The Atmore City Council eased into 2017 Monday, January 9, with a meeting that centered on the issuance of a proclamation honoring mentoring programs, a resolution related to fair housing and an amendment to a city ordinance.
The council also formally revoked the license of a business where a shooting occurred in November and approved the transfer of an alcoholic beverage license.
The council voted unanimously to bring an end to the city’s relationship with Special Occasions, which was licensed as a banquet hall, because of evidence that alcoholic beverages were served and consumed on the premises prior to the shooting. Mayor Jim Staff had already invoked his mayoral powers and issued a revocation order, and license holder Bridgett Kemp did not appear before the panel to argue against the action.
Council members also unanimously approved transfer of Discount Beer & Tobacco’s Alabama Beverage Control license from Nasser Almatari to Bana Ali Saeed Abobaker, who recently purchased the 1339 South Main Street business.
A Fair Housing resolution was issued to reinforce of the city’s “recognition of the significance of fair housing to our way of life and (to) encourage the citizens of our municipality to observe and support both the letter and spirit of the Fair Housing Law as an expression of the individual rights guaranteed by the United States Constitution and Constitution of the State of Alabama.”
The Beverage Wholesaler Ordinance amendment, which the mayor said would “bring the city in line with the rest of the country,” passed by a 4-0 vote. Mayor Pro Tem Webb Nall, an employee of the local Pepsi distributor, abstained.
The proclamation in support of mentoring programs generated the most excitement from Staff, who praised the effort of Big Brothers Big Sisters of South Alabama to make a difference in the lives of local at-risk youngsters.
“Now we have the best part of this thing, the national Big Brothers Big Sisters proclamation,” the mayor said before addressing two representatives of the organization.
“How many people have y’all got working now, as far as volunteers?” he asked.
“We have about 15 ‘Bigs’ right now and we’re working on a few more,” answered LaTyron McCall of Americorp Vista, to which Staff commented that “that ought to be some kind of record for a city of this size.”
Aimee Risser, chief executive officer for Big Brothers Big Sisters of South Alabama, said the local recruiting effort had produced a wide range of volunteers.
“We have police officers, firemen, Atmore Community Hospital Bigs, United Bank Bigs, and others,” she said.
The mayor then read the proclamation, which recognizes January as National Mentoring Month. The issuance included that “research has shown that when matched through quality mentoring programs such as Big Brothers Big Sisters of South Alabama, mentors can play a powerful role in providing young people with the tools to make responsible decisions, stay focused and engaged in school and reduce or avoid risky behavior like skipping school, drug use and other negative activities.”

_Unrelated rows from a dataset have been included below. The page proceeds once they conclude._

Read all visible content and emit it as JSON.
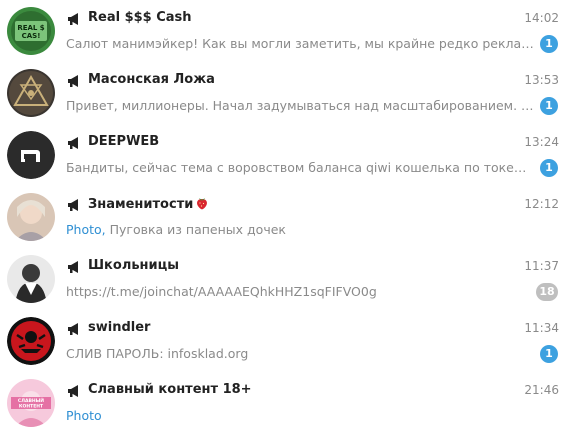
{
  "chats": [
    {
      "title": "Real $$$ Cash",
      "time": "14:02",
      "preview": "Салют манимэйкер!  Как вы могли заметить, мы крайне редко рекламир…",
      "media_prefix": "",
      "unread": "1",
      "muted": false,
      "avatar": "money-avatar",
      "avatar_text": "REAL $ CAS!"
    },
    {
      "title": "Масонская Ложа",
      "time": "13:53",
      "preview": "Привет, миллионеры. Начал задумываться над масштабированием. Поду…",
      "media_prefix": "",
      "unread": "1",
      "muted": false,
      "avatar": "masonic-avatar"
    },
    {
      "title": "DEEPWEB",
      "time": "13:24",
      "preview": "Бандиты, сейчас тема с воровством баланса qiwi кошелька по токену нах…",
      "media_prefix": "",
      "unread": "1",
      "muted": false,
      "avatar": "deepweb-avatar"
    },
    {
      "title": "Знаменитости",
      "time": "12:12",
      "preview": "Пуговка из папеных дочек",
      "media_prefix": "Photo, ",
      "unread": "",
      "muted": false,
      "avatar": "celebrity-avatar",
      "title_emoji": "strawberry"
    },
    {
      "title": "Школьницы",
      "time": "11:37",
      "preview": "https://t.me/joinchat/AAAAAEQhkHHZ1sqFIFVO0g",
      "media_prefix": "",
      "unread": "18",
      "muted": true,
      "avatar": "schoolgirls-avatar"
    },
    {
      "title": "swindler",
      "time": "11:34",
      "preview": "СЛИВ ПАРОЛЬ: infosklad.org",
      "media_prefix": "",
      "unread": "1",
      "muted": false,
      "avatar": "swindler-avatar"
    },
    {
      "title": "Славный контент 18+",
      "time": "21:46",
      "preview": "",
      "media_prefix": "Photo",
      "unread": "",
      "muted": false,
      "avatar": "content-avatar",
      "avatar_text": "СЛАВНЫЙ КОНТЕНТ"
    }
  ],
  "colors": {
    "badge": "#3da1e0",
    "badge_muted": "#bfbfbf",
    "media_link": "#2f8fd3"
  }
}
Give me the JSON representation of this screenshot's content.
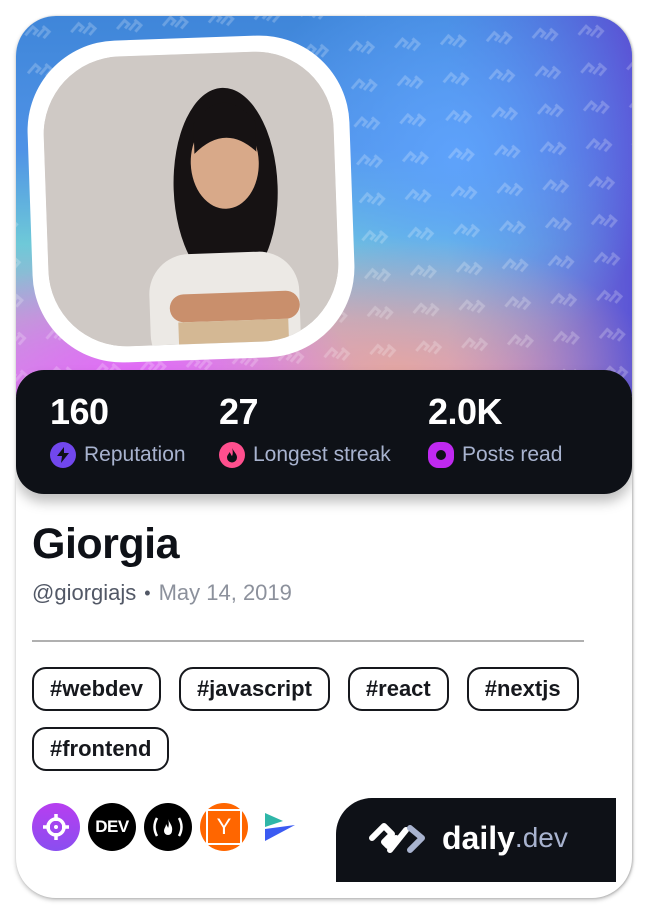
{
  "profile": {
    "name": "Giorgia",
    "username": "@giorgiajs",
    "separator": "•",
    "joined": "May 14, 2019",
    "avatar": "profile-photo"
  },
  "stats": [
    {
      "value": "160",
      "label": "Reputation",
      "icon": "lightning-icon",
      "color": "#7147ed"
    },
    {
      "value": "27",
      "label": "Longest streak",
      "icon": "flame-icon",
      "color": "#ff4f8e"
    },
    {
      "value": "2.0K",
      "label": "Posts read",
      "icon": "eye-ring-icon",
      "color": "#c029f0"
    }
  ],
  "tags": [
    "#webdev",
    "#javascript",
    "#react",
    "#nextjs",
    "#frontend"
  ],
  "sources": [
    {
      "name": "crosshair-source",
      "text": "",
      "bg": "#a743f2"
    },
    {
      "name": "dev-to-source",
      "text": "DEV",
      "bg": "#000000"
    },
    {
      "name": "freecodecamp-source",
      "text": "(🔥)",
      "bg": "#000000"
    },
    {
      "name": "hacker-news-source",
      "text": "Y",
      "bg": "#ff6600"
    },
    {
      "name": "arrow-source",
      "text": "",
      "bg": "transparent"
    }
  ],
  "brand": {
    "primary": "daily",
    "secondary": ".dev"
  },
  "colors": {
    "dark": "#0e1117",
    "label": "#a8b3cf"
  }
}
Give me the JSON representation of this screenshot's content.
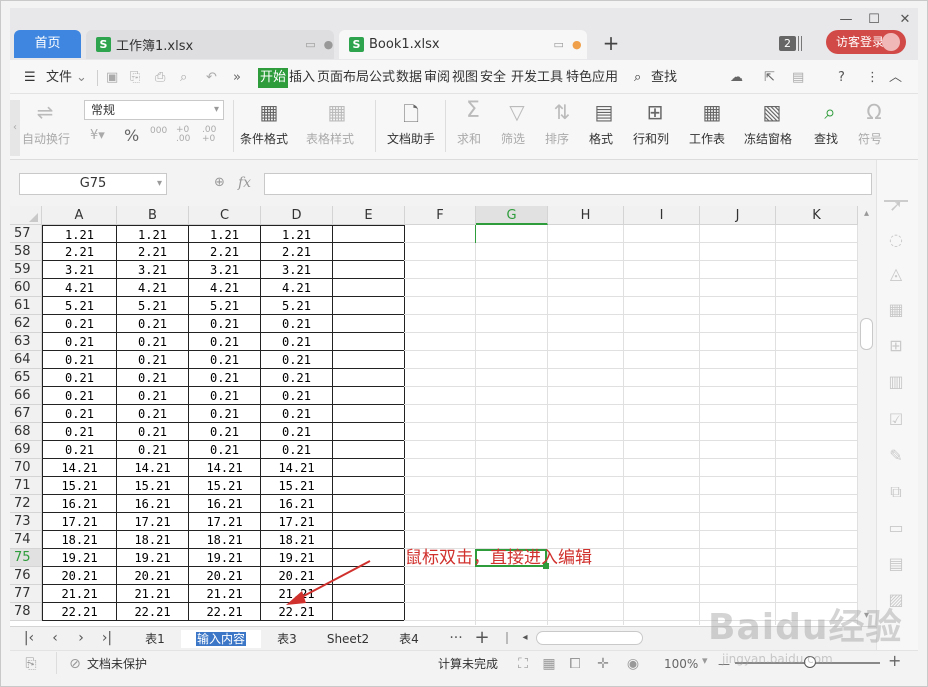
{
  "titlebar": {
    "home_tab": "首页",
    "tabs": [
      {
        "label": "工作簿1.xlsx",
        "icon": "S"
      },
      {
        "label": "Book1.xlsx",
        "icon": "S"
      }
    ],
    "new_tab": "+",
    "window_count": "2",
    "login_label": "访客登录"
  },
  "menubar": {
    "file_label": "文件",
    "items": [
      "开始",
      "插入",
      "页面布局",
      "公式",
      "数据",
      "审阅",
      "视图",
      "安全",
      "开发工具",
      "特色应用"
    ],
    "search_label": "查找",
    "more": "»",
    "help": "?"
  },
  "ribbon": {
    "autowrap": "自动换行",
    "style_value": "常规",
    "percent": "%",
    "thousands": "000",
    "inc_decimal": "+0 .00",
    "dec_decimal": ".00 +0",
    "conditional_format": "条件格式",
    "table_style": "表格样式",
    "doc_assistant": "文档助手",
    "sum": "求和",
    "filter": "筛选",
    "sort": "排序",
    "format": "格式",
    "row_col": "行和列",
    "worksheet": "工作表",
    "freeze": "冻结窗格",
    "find": "查找",
    "symbol": "符号"
  },
  "formula_bar": {
    "name_box": "G75",
    "fx": "fx",
    "value": ""
  },
  "grid": {
    "columns": [
      "A",
      "B",
      "C",
      "D",
      "E",
      "F",
      "G",
      "H",
      "I",
      "J",
      "K"
    ],
    "selected_column": "G",
    "selected_row": "75",
    "rows": [
      {
        "n": "57",
        "v": "1.21"
      },
      {
        "n": "58",
        "v": "2.21"
      },
      {
        "n": "59",
        "v": "3.21"
      },
      {
        "n": "60",
        "v": "4.21"
      },
      {
        "n": "61",
        "v": "5.21"
      },
      {
        "n": "62",
        "v": "0.21"
      },
      {
        "n": "63",
        "v": "0.21"
      },
      {
        "n": "64",
        "v": "0.21"
      },
      {
        "n": "65",
        "v": "0.21"
      },
      {
        "n": "66",
        "v": "0.21"
      },
      {
        "n": "67",
        "v": "0.21"
      },
      {
        "n": "68",
        "v": "0.21"
      },
      {
        "n": "69",
        "v": "0.21"
      },
      {
        "n": "70",
        "v": "14.21"
      },
      {
        "n": "71",
        "v": "15.21"
      },
      {
        "n": "72",
        "v": "16.21"
      },
      {
        "n": "73",
        "v": "17.21"
      },
      {
        "n": "74",
        "v": "18.21"
      },
      {
        "n": "75",
        "v": "19.21"
      },
      {
        "n": "76",
        "v": "20.21"
      },
      {
        "n": "77",
        "v": "21.21"
      },
      {
        "n": "78",
        "v": "22.21"
      }
    ],
    "annotation": "鼠标双击，直接进入编辑"
  },
  "sheet_tabs": {
    "tabs": [
      "表1",
      "输入内容",
      "表3",
      "Sheet2",
      "表4"
    ],
    "active": "输入内容",
    "more": "···",
    "add": "+"
  },
  "statusbar": {
    "protect": "文档未保护",
    "calc": "计算未完成",
    "zoom": "100%",
    "zoom_minus": "—",
    "zoom_plus": "+"
  },
  "watermark": {
    "main": "Baidu经验",
    "sub": "jingyan.baidu.com"
  },
  "colors": {
    "accent": "#2e9c3b",
    "home_tab": "#3f86e0",
    "login": "#d24a47",
    "annotation": "#d0312d"
  }
}
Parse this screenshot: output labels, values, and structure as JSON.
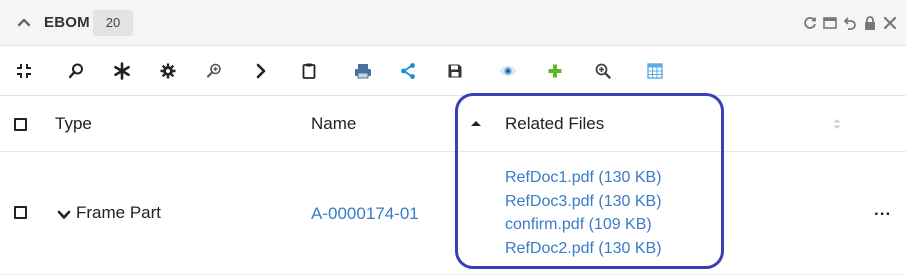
{
  "header": {
    "title": "EBOM",
    "count": "20",
    "window_controls": [
      "refresh-icon",
      "maximize-icon",
      "undo-icon",
      "lock-icon",
      "close-icon"
    ]
  },
  "toolbar": {
    "buttons": [
      "collapse-icon",
      "search-icon",
      "asterisk-icon",
      "settings-icon",
      "zoom-in-icon",
      "chevron-right-icon",
      "clipboard-icon",
      "print-icon",
      "share-icon",
      "save-icon",
      "eye-icon",
      "add-icon",
      "magnify-icon",
      "calendar-icon"
    ]
  },
  "grid": {
    "columns": [
      "Type",
      "Name",
      "Related Files"
    ],
    "sort_indicator": "ascending",
    "rows": [
      {
        "type": "Frame Part",
        "name": "A-0000174-01",
        "files": [
          "RefDoc1.pdf (130 KB)",
          "RefDoc3.pdf (130 KB)",
          "confirm.pdf (109 KB)",
          "RefDoc2.pdf (130 KB)"
        ],
        "actions": "..."
      }
    ]
  },
  "colors": {
    "link": "#3a7bc8",
    "highlight_border": "#3a3fb8",
    "share_icon": "#1f8ad6",
    "add_icon": "#5cb82a",
    "print_icon": "#4a6f9e",
    "calendar_icon": "#5aaee8"
  }
}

The proclamation also cited a recent national report, “The Mentoring Effect,” which revealed that “young people who were at-risk for not completing high school, but who had a mentor, were 55 percent more likely to be enrolled in college than those who did not have a mentor.”
The designation of the special month, the document reads, gives local citizens “the opportunity to recognize quality mentoring programs that produce these positive benefits, and to focus on year-round strategies to grow their capacity to ensure that every young person (in the city) who needs a mentor is connected to a caring adult.”
Prior to adjournment, the council gave formal approval to the parade set for Monday’s Martin Luther King Jr. holiday observance.